START Information given

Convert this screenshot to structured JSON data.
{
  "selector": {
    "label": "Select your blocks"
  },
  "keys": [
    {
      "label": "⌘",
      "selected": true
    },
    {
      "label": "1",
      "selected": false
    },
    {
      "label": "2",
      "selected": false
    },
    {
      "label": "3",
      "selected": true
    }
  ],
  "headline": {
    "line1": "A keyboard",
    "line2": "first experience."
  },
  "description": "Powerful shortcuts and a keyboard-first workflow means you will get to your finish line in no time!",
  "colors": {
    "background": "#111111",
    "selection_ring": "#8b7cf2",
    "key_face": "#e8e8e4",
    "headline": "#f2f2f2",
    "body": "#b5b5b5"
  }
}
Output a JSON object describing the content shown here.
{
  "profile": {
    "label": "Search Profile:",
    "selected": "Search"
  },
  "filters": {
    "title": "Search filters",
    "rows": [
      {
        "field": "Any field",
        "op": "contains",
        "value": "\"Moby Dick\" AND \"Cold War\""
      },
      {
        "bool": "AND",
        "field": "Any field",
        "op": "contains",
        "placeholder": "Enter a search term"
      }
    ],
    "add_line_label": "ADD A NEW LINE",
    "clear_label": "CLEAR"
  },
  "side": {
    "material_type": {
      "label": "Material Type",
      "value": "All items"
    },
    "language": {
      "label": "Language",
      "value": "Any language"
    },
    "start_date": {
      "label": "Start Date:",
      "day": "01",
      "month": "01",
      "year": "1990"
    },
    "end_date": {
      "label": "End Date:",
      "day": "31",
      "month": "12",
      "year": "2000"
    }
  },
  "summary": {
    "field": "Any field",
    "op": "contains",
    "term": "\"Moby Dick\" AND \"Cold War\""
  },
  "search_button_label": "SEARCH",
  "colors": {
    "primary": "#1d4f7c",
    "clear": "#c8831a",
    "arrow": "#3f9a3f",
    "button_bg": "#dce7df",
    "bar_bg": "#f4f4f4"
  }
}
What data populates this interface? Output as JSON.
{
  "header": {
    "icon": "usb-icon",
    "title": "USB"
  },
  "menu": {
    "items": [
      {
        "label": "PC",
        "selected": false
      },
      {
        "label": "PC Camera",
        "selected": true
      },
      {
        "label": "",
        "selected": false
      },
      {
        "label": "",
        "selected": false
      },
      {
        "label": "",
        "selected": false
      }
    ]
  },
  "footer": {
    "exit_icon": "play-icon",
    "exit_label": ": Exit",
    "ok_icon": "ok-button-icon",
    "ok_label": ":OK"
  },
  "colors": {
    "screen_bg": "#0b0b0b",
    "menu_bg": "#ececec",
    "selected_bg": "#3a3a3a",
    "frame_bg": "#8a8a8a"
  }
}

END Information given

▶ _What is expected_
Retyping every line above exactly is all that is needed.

▶ _Exercise result_
Convert this screenshot to structured JSON data.
{
  "selector": {
    "label": "Select your blocks"
  },
  "keys": [
    {
      "label": "⌘",
      "selected": true
    },
    {
      "label": "1",
      "selected": false
    },
    {
      "label": "2",
      "selected": false
    },
    {
      "label": "3",
      "selected": true
    }
  ],
  "headline": {
    "line1": "A keyboard",
    "line2": "first experience."
  },
  "description": "Powerful shortcuts and a keyboard-first workflow means you will get to your finish line in no time!",
  "colors": {
    "background": "#111111",
    "selection_ring": "#8b7cf2",
    "key_face": "#e8e8e4",
    "headline": "#f2f2f2",
    "body": "#b5b5b5"
  }
}
Output a JSON object describing the content shown here.
{
  "profile": {
    "label": "Search Profile:",
    "selected": "Search"
  },
  "filters": {
    "title": "Search filters",
    "rows": [
      {
        "field": "Any field",
        "op": "contains",
        "value": "\"Moby Dick\" AND \"Cold War\""
      },
      {
        "bool": "AND",
        "field": "Any field",
        "op": "contains",
        "placeholder": "Enter a search term"
      }
    ],
    "add_line_label": "ADD A NEW LINE",
    "clear_label": "CLEAR"
  },
  "side": {
    "material_type": {
      "label": "Material Type",
      "value": "All items"
    },
    "language": {
      "label": "Language",
      "value": "Any language"
    },
    "start_date": {
      "label": "Start Date:",
      "day": "01",
      "month": "01",
      "year": "1990"
    },
    "end_date": {
      "label": "End Date:",
      "day": "31",
      "month": "12",
      "year": "2000"
    }
  },
  "summary": {
    "field": "Any field",
    "op": "contains",
    "term": "\"Moby Dick\" AND \"Cold War\""
  },
  "search_button_label": "SEARCH",
  "colors": {
    "primary": "#1d4f7c",
    "clear": "#c8831a",
    "arrow": "#3f9a3f",
    "button_bg": "#dce7df",
    "bar_bg": "#f4f4f4"
  }
}
What data populates this interface? Output as JSON.
{
  "header": {
    "icon": "usb-icon",
    "title": "USB"
  },
  "menu": {
    "items": [
      {
        "label": "PC",
        "selected": false
      },
      {
        "label": "PC Camera",
        "selected": true
      },
      {
        "label": "",
        "selected": false
      },
      {
        "label": "",
        "selected": false
      },
      {
        "label": "",
        "selected": false
      }
    ]
  },
  "footer": {
    "exit_icon": "play-icon",
    "exit_label": ": Exit",
    "ok_icon": "ok-button-icon",
    "ok_label": ":OK"
  },
  "colors": {
    "screen_bg": "#0b0b0b",
    "menu_bg": "#ececec",
    "selected_bg": "#3a3a3a",
    "frame_bg": "#8a8a8a"
  }
}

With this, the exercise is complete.